» **Problem to work on**
Every line below needs to be reproduced exactly.

[Dataset rows describing interfaces]
----------

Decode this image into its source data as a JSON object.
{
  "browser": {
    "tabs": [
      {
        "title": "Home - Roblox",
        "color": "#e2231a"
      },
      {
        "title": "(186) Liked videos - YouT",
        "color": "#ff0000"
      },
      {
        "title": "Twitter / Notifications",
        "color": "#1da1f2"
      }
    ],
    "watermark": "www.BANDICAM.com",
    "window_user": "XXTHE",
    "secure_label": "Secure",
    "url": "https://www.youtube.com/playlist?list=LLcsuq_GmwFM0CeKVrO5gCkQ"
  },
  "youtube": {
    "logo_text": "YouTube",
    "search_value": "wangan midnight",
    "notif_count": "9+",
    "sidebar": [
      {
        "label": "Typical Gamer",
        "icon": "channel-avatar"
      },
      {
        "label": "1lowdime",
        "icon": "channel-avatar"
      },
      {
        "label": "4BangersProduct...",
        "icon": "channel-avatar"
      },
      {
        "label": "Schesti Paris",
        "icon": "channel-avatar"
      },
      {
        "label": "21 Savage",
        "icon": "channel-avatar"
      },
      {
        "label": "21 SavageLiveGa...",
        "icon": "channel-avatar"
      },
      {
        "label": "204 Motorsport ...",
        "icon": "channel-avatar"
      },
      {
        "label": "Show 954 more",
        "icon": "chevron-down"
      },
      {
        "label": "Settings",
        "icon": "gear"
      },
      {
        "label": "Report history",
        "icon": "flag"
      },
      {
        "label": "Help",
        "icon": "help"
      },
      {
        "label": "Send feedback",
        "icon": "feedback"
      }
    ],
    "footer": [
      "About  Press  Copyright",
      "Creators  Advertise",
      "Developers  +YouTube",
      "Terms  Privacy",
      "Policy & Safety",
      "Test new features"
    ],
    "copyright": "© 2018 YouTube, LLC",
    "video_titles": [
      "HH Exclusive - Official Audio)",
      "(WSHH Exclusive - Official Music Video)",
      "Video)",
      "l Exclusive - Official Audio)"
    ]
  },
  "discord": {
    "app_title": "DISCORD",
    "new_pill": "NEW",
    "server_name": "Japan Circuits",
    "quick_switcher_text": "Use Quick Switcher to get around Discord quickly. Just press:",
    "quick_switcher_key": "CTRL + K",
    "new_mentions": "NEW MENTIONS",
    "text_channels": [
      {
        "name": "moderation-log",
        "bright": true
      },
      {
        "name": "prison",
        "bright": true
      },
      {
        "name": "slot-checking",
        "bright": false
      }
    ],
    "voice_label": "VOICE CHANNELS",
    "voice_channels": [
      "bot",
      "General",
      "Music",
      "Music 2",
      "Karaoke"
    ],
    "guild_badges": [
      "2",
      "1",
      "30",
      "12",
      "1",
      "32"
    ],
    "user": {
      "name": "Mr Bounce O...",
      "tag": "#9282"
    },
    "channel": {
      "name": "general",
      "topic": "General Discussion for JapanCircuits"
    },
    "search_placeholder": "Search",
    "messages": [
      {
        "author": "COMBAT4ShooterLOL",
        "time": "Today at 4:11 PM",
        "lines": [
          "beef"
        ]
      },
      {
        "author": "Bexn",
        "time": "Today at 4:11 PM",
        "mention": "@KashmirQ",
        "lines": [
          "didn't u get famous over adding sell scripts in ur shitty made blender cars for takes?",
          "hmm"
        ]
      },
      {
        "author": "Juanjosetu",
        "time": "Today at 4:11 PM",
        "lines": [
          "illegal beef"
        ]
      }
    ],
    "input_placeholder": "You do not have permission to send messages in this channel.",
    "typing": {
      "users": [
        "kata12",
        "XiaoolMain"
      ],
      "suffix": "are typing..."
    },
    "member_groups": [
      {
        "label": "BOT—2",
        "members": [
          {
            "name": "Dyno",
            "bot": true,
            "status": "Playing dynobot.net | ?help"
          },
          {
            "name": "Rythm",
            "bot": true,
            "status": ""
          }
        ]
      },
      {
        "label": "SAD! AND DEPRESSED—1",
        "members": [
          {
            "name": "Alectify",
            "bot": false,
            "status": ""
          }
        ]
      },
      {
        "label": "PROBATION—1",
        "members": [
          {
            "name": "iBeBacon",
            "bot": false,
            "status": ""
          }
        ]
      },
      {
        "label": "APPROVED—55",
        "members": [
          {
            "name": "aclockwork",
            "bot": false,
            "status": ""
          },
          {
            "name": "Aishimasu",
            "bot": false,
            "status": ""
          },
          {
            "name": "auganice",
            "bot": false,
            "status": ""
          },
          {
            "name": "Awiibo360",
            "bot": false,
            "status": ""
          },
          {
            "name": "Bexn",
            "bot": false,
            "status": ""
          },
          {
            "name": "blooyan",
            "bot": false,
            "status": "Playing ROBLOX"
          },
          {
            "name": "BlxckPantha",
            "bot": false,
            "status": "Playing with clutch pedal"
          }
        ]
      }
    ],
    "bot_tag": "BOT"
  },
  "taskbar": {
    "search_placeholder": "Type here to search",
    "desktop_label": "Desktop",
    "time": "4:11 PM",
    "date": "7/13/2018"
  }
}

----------

» **Response below**
Decode this image into its source data as a JSON object.
{
  "browser": {
    "tabs": [
      {
        "title": "Home - Roblox",
        "color": "#e2231a"
      },
      {
        "title": "(186) Liked videos - YouT",
        "color": "#ff0000"
      },
      {
        "title": "Twitter / Notifications",
        "color": "#1da1f2"
      }
    ],
    "watermark": "www.BANDICAM.com",
    "window_user": "XXTHE",
    "secure_label": "Secure",
    "url": "https://www.youtube.com/playlist?list=LLcsuq_GmwFM0CeKVrO5gCkQ"
  },
  "youtube": {
    "logo_text": "YouTube",
    "search_value": "wangan midnight",
    "notif_count": "9+",
    "sidebar": [
      {
        "label": "Typical Gamer",
        "icon": "channel-avatar"
      },
      {
        "label": "1lowdime",
        "icon": "channel-avatar"
      },
      {
        "label": "4BangersProduct...",
        "icon": "channel-avatar"
      },
      {
        "label": "Schesti Paris",
        "icon": "channel-avatar"
      },
      {
        "label": "21 Savage",
        "icon": "channel-avatar"
      },
      {
        "label": "21 SavageLiveGa...",
        "icon": "channel-avatar"
      },
      {
        "label": "204 Motorsport ...",
        "icon": "channel-avatar"
      },
      {
        "label": "Show 954 more",
        "icon": "chevron-down"
      },
      {
        "label": "Settings",
        "icon": "gear"
      },
      {
        "label": "Report history",
        "icon": "flag"
      },
      {
        "label": "Help",
        "icon": "help"
      },
      {
        "label": "Send feedback",
        "icon": "feedback"
      }
    ],
    "footer": [
      "About  Press  Copyright",
      "Creators  Advertise",
      "Developers  +YouTube",
      "Terms  Privacy",
      "Policy & Safety",
      "Test new features"
    ],
    "copyright": "© 2018 YouTube, LLC",
    "video_titles": [
      "HH Exclusive - Official Audio)",
      "(WSHH Exclusive - Official Music Video)",
      "Video)",
      "l Exclusive - Official Audio)"
    ]
  },
  "discord": {
    "app_title": "DISCORD",
    "new_pill": "NEW",
    "server_name": "Japan Circuits",
    "quick_switcher_text": "Use Quick Switcher to get around Discord quickly. Just press:",
    "quick_switcher_key": "CTRL + K",
    "new_mentions": "NEW MENTIONS",
    "text_channels": [
      {
        "name": "moderation-log",
        "bright": true
      },
      {
        "name": "prison",
        "bright": true
      },
      {
        "name": "slot-checking",
        "bright": false
      }
    ],
    "voice_label": "VOICE CHANNELS",
    "voice_channels": [
      "bot",
      "General",
      "Music",
      "Music 2",
      "Karaoke"
    ],
    "guild_badges": [
      "2",
      "1",
      "30",
      "12",
      "1",
      "32"
    ],
    "user": {
      "name": "Mr Bounce O...",
      "tag": "#9282"
    },
    "channel": {
      "name": "general",
      "topic": "General Discussion for JapanCircuits"
    },
    "search_placeholder": "Search",
    "messages": [
      {
        "author": "COMBAT4ShooterLOL",
        "time": "Today at 4:11 PM",
        "lines": [
          "beef"
        ]
      },
      {
        "author": "Bexn",
        "time": "Today at 4:11 PM",
        "mention": "@KashmirQ",
        "lines": [
          "didn't u get famous over adding sell scripts in ur shitty made blender cars for takes?",
          "hmm"
        ]
      },
      {
        "author": "Juanjosetu",
        "time": "Today at 4:11 PM",
        "lines": [
          "illegal beef"
        ]
      }
    ],
    "input_placeholder": "You do not have permission to send messages in this channel.",
    "typing": {
      "users": [
        "kata12",
        "XiaoolMain"
      ],
      "suffix": "are typing..."
    },
    "member_groups": [
      {
        "label": "BOT—2",
        "members": [
          {
            "name": "Dyno",
            "bot": true,
            "status": "Playing dynobot.net | ?help"
          },
          {
            "name": "Rythm",
            "bot": true,
            "status": ""
          }
        ]
      },
      {
        "label": "SAD! AND DEPRESSED—1",
        "members": [
          {
            "name": "Alectify",
            "bot": false,
            "status": ""
          }
        ]
      },
      {
        "label": "PROBATION—1",
        "members": [
          {
            "name": "iBeBacon",
            "bot": false,
            "status": ""
          }
        ]
      },
      {
        "label": "APPROVED—55",
        "members": [
          {
            "name": "aclockwork",
            "bot": false,
            "status": ""
          },
          {
            "name": "Aishimasu",
            "bot": false,
            "status": ""
          },
          {
            "name": "auganice",
            "bot": false,
            "status": ""
          },
          {
            "name": "Awiibo360",
            "bot": false,
            "status": ""
          },
          {
            "name": "Bexn",
            "bot": false,
            "status": ""
          },
          {
            "name": "blooyan",
            "bot": false,
            "status": "Playing ROBLOX"
          },
          {
            "name": "BlxckPantha",
            "bot": false,
            "status": "Playing with clutch pedal"
          }
        ]
      }
    ],
    "bot_tag": "BOT"
  },
  "taskbar": {
    "search_placeholder": "Type here to search",
    "desktop_label": "Desktop",
    "time": "4:11 PM",
    "date": "7/13/2018"
  }
}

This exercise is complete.